- _TASK OBJECTIVE_: Find the lines below that contain the string "name". Copy each one.

Dataset rows for apps and sites
>>>>

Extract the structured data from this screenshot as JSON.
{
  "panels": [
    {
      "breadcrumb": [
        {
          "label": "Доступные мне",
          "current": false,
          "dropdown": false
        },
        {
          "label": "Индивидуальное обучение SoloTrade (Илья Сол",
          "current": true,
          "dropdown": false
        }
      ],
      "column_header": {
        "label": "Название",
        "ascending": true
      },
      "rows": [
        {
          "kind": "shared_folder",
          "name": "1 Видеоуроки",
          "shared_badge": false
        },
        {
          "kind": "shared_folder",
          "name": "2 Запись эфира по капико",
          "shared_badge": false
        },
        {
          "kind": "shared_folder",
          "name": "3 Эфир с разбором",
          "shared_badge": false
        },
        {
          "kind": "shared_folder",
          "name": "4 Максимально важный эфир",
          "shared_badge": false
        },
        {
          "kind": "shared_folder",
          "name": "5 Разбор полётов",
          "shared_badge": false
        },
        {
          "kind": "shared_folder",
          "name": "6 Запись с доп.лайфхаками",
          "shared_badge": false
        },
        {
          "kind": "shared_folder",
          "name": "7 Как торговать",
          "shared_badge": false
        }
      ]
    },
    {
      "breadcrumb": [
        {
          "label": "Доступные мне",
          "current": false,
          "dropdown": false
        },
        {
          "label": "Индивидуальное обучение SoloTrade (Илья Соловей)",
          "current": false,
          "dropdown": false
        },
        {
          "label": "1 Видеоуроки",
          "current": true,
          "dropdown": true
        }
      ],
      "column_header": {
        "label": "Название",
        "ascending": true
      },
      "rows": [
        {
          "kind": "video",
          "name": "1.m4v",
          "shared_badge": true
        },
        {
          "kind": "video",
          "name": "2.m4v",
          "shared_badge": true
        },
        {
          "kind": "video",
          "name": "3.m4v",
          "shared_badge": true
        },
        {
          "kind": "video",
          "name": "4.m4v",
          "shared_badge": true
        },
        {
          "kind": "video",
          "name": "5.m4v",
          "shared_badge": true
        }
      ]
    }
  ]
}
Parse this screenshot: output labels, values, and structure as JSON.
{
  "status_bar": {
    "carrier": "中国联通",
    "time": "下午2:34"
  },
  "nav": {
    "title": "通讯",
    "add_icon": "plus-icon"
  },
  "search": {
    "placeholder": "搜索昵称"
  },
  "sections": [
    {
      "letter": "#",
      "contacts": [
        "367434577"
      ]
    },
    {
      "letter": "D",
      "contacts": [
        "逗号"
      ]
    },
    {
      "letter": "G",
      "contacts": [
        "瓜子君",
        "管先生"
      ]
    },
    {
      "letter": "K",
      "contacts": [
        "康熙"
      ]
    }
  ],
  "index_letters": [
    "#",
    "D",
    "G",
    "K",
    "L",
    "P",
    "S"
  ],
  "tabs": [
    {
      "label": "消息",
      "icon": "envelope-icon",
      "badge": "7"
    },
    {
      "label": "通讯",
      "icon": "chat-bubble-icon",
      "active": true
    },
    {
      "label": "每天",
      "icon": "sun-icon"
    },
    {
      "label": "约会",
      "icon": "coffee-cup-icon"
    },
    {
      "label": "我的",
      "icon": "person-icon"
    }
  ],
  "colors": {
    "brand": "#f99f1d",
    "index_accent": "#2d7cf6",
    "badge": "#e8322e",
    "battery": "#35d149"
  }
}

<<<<

- _TASK RESPONSE_:
          "name": "1 Видеоуроки",
          "name": "2 Запись эфира по капико",
          "name": "3 Эфир с разбором",
          "name": "4 Максимально важный эфир",
          "name": "5 Разбор полётов",
          "name": "6 Запись с доп.лайфхаками",
          "name": "7 Как торговать",
          "name": "1.m4v",
          "name": "2.m4v",
          "name": "3.m4v",
          "name": "4.m4v",
          "name": "5.m4v",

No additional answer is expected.